While local media and City Hall watchers are fixated on the race to fill the city-council seat that became available upon Jimmy Kelly’s death in January, there is another potentially important shift taking shape on the council: several factors have some wondering whether progressive Felix Arroyo may be the most vulnerable at-large incumbent this coming November.
ARROYO, a most vulnerable incumbent.
For one thing, while other candidates have already banked $50,000 or more, Arroyo’s campaign committee is barely in the black; his first fundraiser is scheduled for April 20. Arroyo has never been much of a fundraiser, and it hasn’t seemed to hurt him in the past. In 2005 he raised only about $130,000 — miles behind some of the other at-large city-council candidates — but still easily won re-election to one of the four available seats.
Still, there are other apparent challenges. Arroyo’s absence has been noted around town — and even in the council chamber, where he missed some sessions in December and January. Arroyo had gone to Venezuela as an election observer, and extended the trip into a six-week vacation.

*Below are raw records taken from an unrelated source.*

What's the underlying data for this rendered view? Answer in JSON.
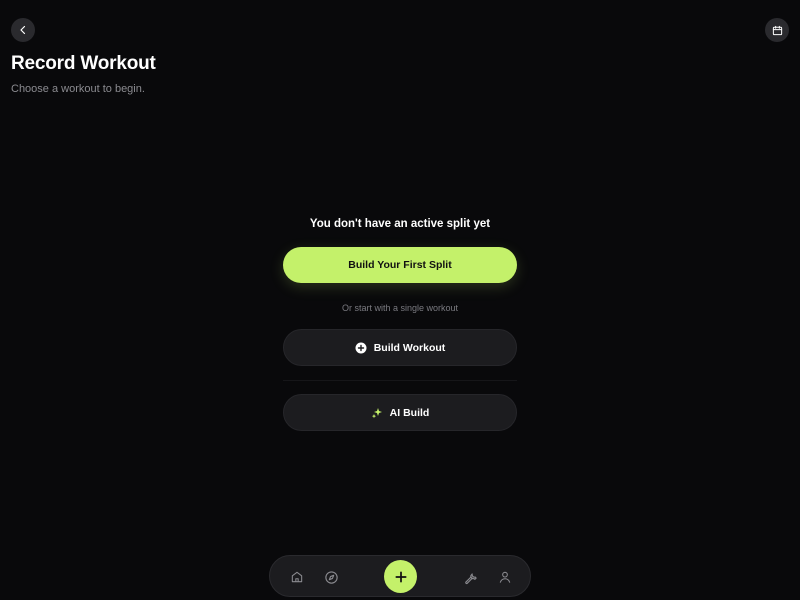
{
  "header": {
    "title": "Record Workout",
    "subtitle": "Choose a workout to begin.",
    "back_icon": "chevron-left-icon",
    "calendar_icon": "calendar-icon"
  },
  "empty_state": {
    "heading": "You don't have an active split yet",
    "primary_button_label": "Build Your First Split",
    "alt_caption": "Or start with a single workout",
    "build_workout_label": "Build Workout",
    "build_workout_icon": "plus-circle-icon",
    "ai_build_label": "AI Build",
    "ai_build_icon": "sparkle-icon"
  },
  "bottom_nav": {
    "items": [
      {
        "icon": "home-icon"
      },
      {
        "icon": "compass-icon"
      },
      {
        "icon": "plus-icon"
      },
      {
        "icon": "wrench-icon"
      },
      {
        "icon": "user-icon"
      }
    ]
  },
  "colors": {
    "background": "#09090b",
    "accent": "#c4f16a",
    "surface": "#1c1c1f",
    "muted_text": "#8b8b90"
  }
}
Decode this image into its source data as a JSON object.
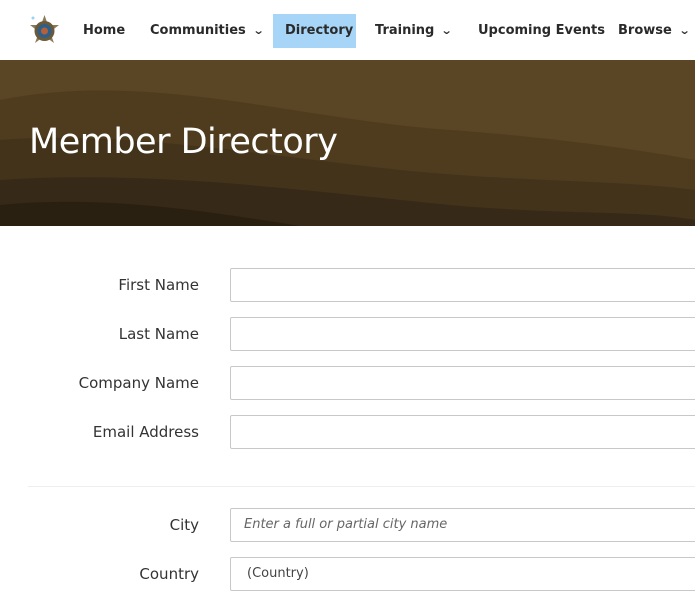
{
  "nav": {
    "items": [
      {
        "label": "Home",
        "has_dropdown": false
      },
      {
        "label": "Communities",
        "has_dropdown": true
      },
      {
        "label": "Directory",
        "has_dropdown": false,
        "active": true
      },
      {
        "label": "Training",
        "has_dropdown": true
      },
      {
        "label": "Upcoming Events",
        "has_dropdown": false
      },
      {
        "label": "Browse",
        "has_dropdown": true
      }
    ],
    "chevron": "⌄"
  },
  "banner": {
    "title": "Member Directory"
  },
  "form": {
    "first_name": {
      "label": "First Name",
      "value": ""
    },
    "last_name": {
      "label": "Last Name",
      "value": ""
    },
    "company_name": {
      "label": "Company Name",
      "value": ""
    },
    "email": {
      "label": "Email Address",
      "value": ""
    },
    "city": {
      "label": "City",
      "placeholder": "Enter a full or partial city name"
    },
    "country": {
      "label": "Country",
      "selected": "(Country)"
    }
  },
  "colors": {
    "active_nav": "#a6d5f7",
    "banner": "#5a4524"
  }
}
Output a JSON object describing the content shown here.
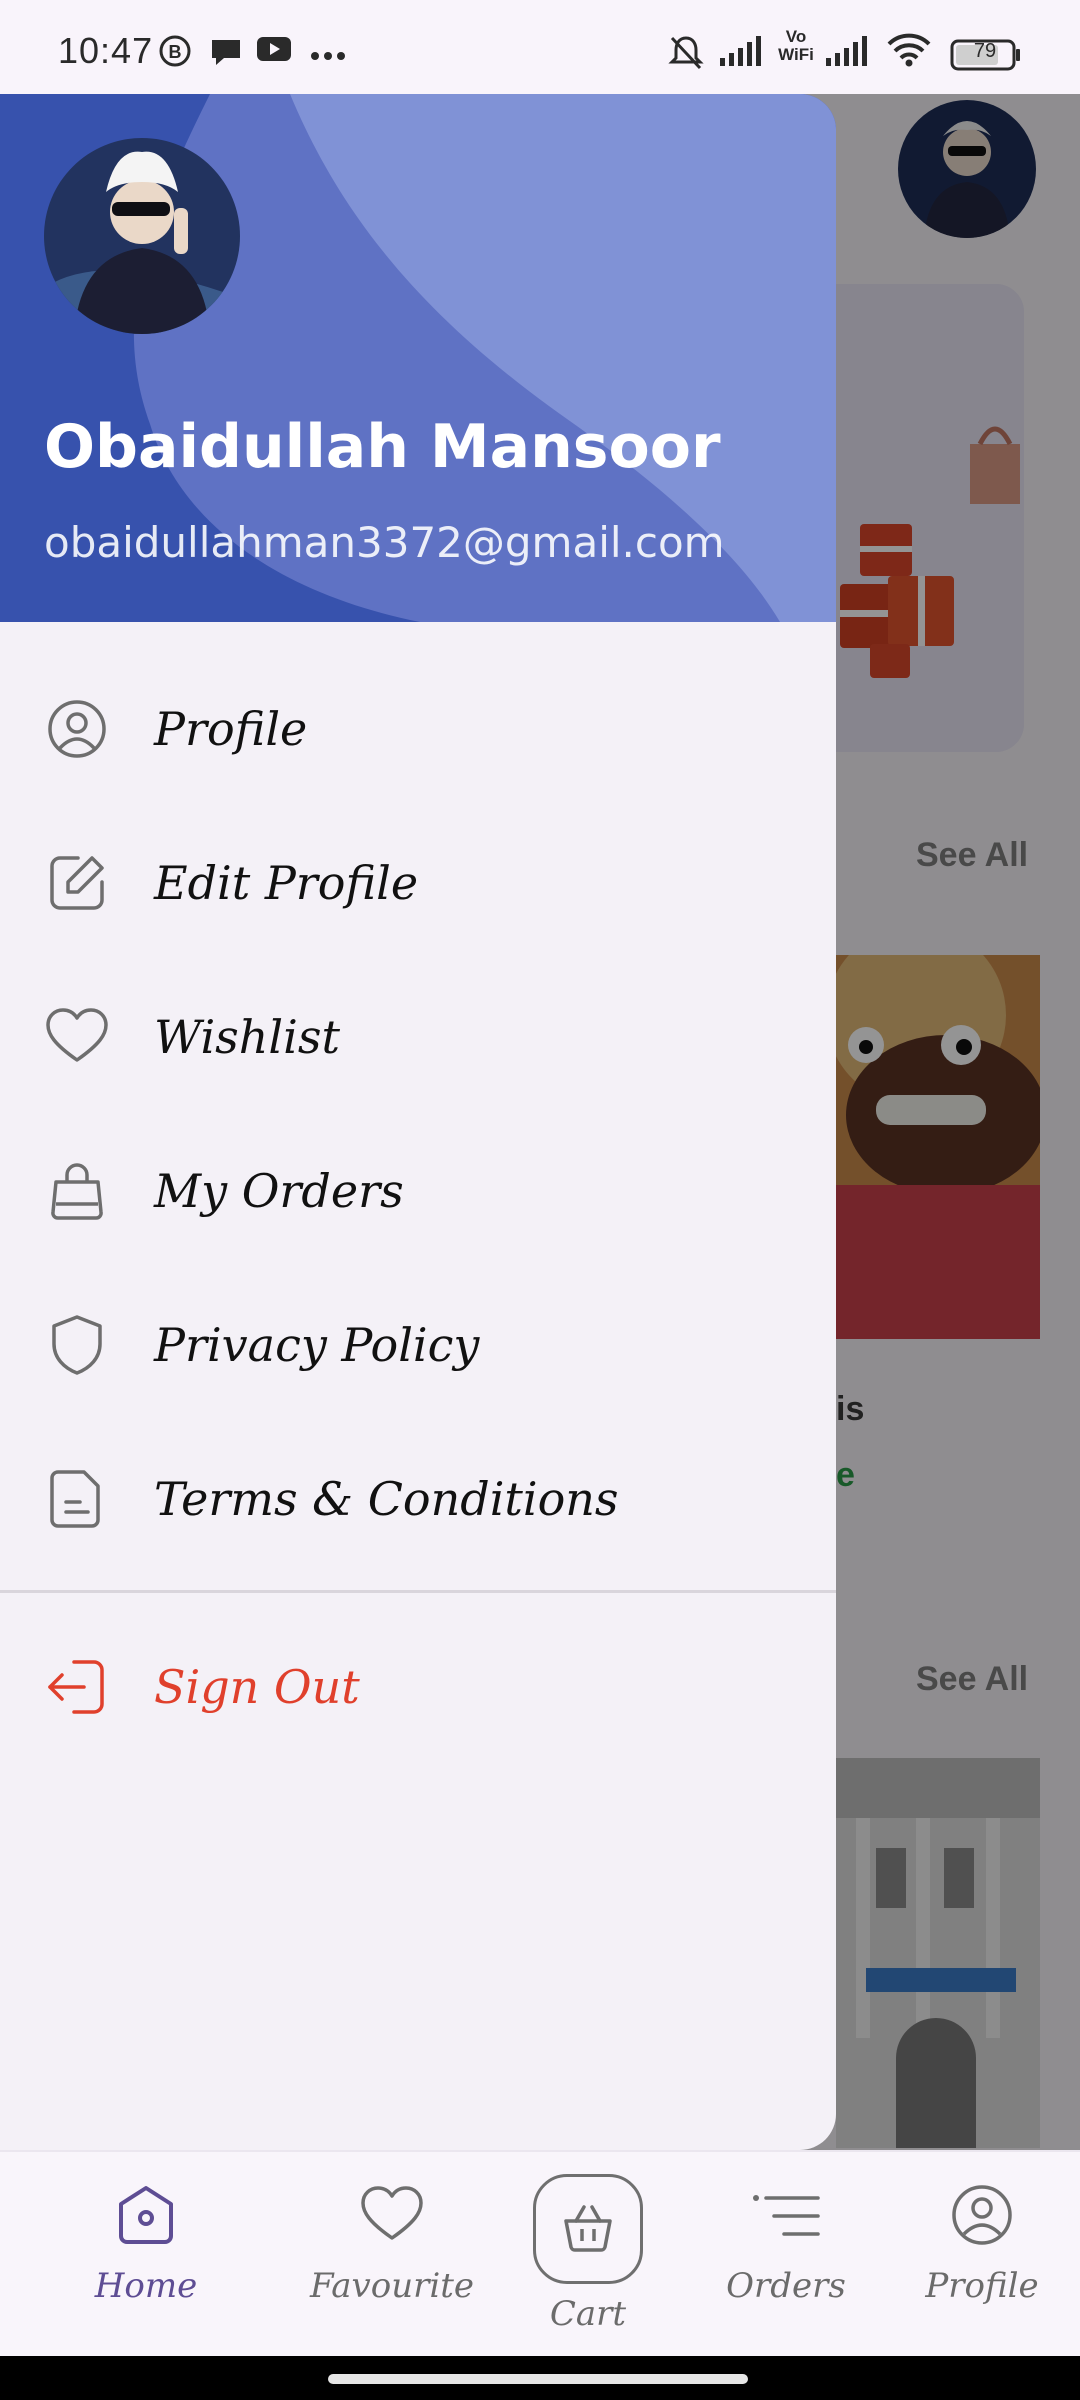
{
  "status_bar": {
    "time": "10:47",
    "battery": "79",
    "wifi_label_top": "Vo",
    "wifi_label_bottom": "WiFi",
    "icons": [
      "b-icon",
      "chat-bubble-icon",
      "youtube-icon",
      "more-dots-icon",
      "bell-muted-icon",
      "signal-icon",
      "vowifi-icon",
      "signal-icon",
      "wifi-icon",
      "battery-icon"
    ]
  },
  "background_page": {
    "see_all_1": "See All",
    "see_all_2": "See All",
    "product_title_fragment": "is",
    "product_price_fragment": "e"
  },
  "drawer": {
    "user_name": "Obaidullah Mansoor",
    "user_email": "obaidullahman3372@gmail.com",
    "menu": [
      {
        "label": "Profile",
        "icon": "user-circle-icon"
      },
      {
        "label": "Edit Profile",
        "icon": "edit-square-icon"
      },
      {
        "label": "Wishlist",
        "icon": "heart-icon"
      },
      {
        "label": "My Orders",
        "icon": "shopping-bag-icon"
      },
      {
        "label": "Privacy Policy",
        "icon": "shield-icon"
      },
      {
        "label": "Terms & Conditions",
        "icon": "document-icon"
      }
    ],
    "sign_out": {
      "label": "Sign Out",
      "icon": "logout-icon",
      "color": "#e0402c"
    }
  },
  "bottom_nav": {
    "items": [
      {
        "label": "Home",
        "icon": "home-icon",
        "active": true
      },
      {
        "label": "Favourite",
        "icon": "heart-icon"
      },
      {
        "label": "Cart",
        "icon": "basket-icon"
      },
      {
        "label": "Orders",
        "icon": "list-icon"
      },
      {
        "label": "Profile",
        "icon": "user-circle-icon"
      }
    ]
  },
  "colors": {
    "header_blue": "#3b57b3",
    "accent_purple": "#5e4d94",
    "sign_out_red": "#e0402c"
  }
}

“He’s lost a spark,” says one council insider, who suggests that Arroyo may have come to a realization that he is now too old for a mayoral run.
There’s another issue that has stayed out of the press but not off the rumor-mill: Arroyo’s divorce.
Last year, Arroyo divorced his wife; he is now living with the woman with whom he spent those extra weeks in Venezuela. Some say that it has hurt his image, particularly among the city’s Hispanic community. Others strongly disagree, including Arroyo. “My image is not based on my private life,” he says. “I’m divorced, and I have a person who I love in my life.”
Arroyo also says he remains as committed as ever to his agenda on education, housing, health, and safety issues. Other councilors give him particular credit for his ceaseless efforts to split the city’s planning and development functions, joined together at the Boston Redevelopment Authority, into separate agencies.
The conventional wisdom has been that the most vulnerable target among the four incumbent at-large councilors — all of whom say they are running again — is Stephen Murphy, not Arroyo. Murphy (who also divorced last year) is a relative moderate in a city where progressives are riding a wave at the polls.
But Murphy has beaten the conventional wisdom before. And this time he seems less vulnerable, partly because of anticipated support from Governor Deval Patrick, whom Murphy championed early and avidly.
Meanwhile, Michael Flaherty is considered safe, despite losing the council presidency, thanks to his widespread base of support and a half-million dollars in the bank. Sam Yoon, who is raising money handily, is also seen as a lock for one of the four seats.
That may leave Arroyo as the odd man out, if someone puts up a strong challenge to the incumbents. The only candidate so far who might be able to do that is John Connolly, who finished fifth two years ago in a hotly contested race, and who already has about $55,000 on hand. But there’s plenty of time for others to jump in. In particular, there’s a pretty blatant opening for a female candidate, some say. In this case, more might not be merrier for Arroyo.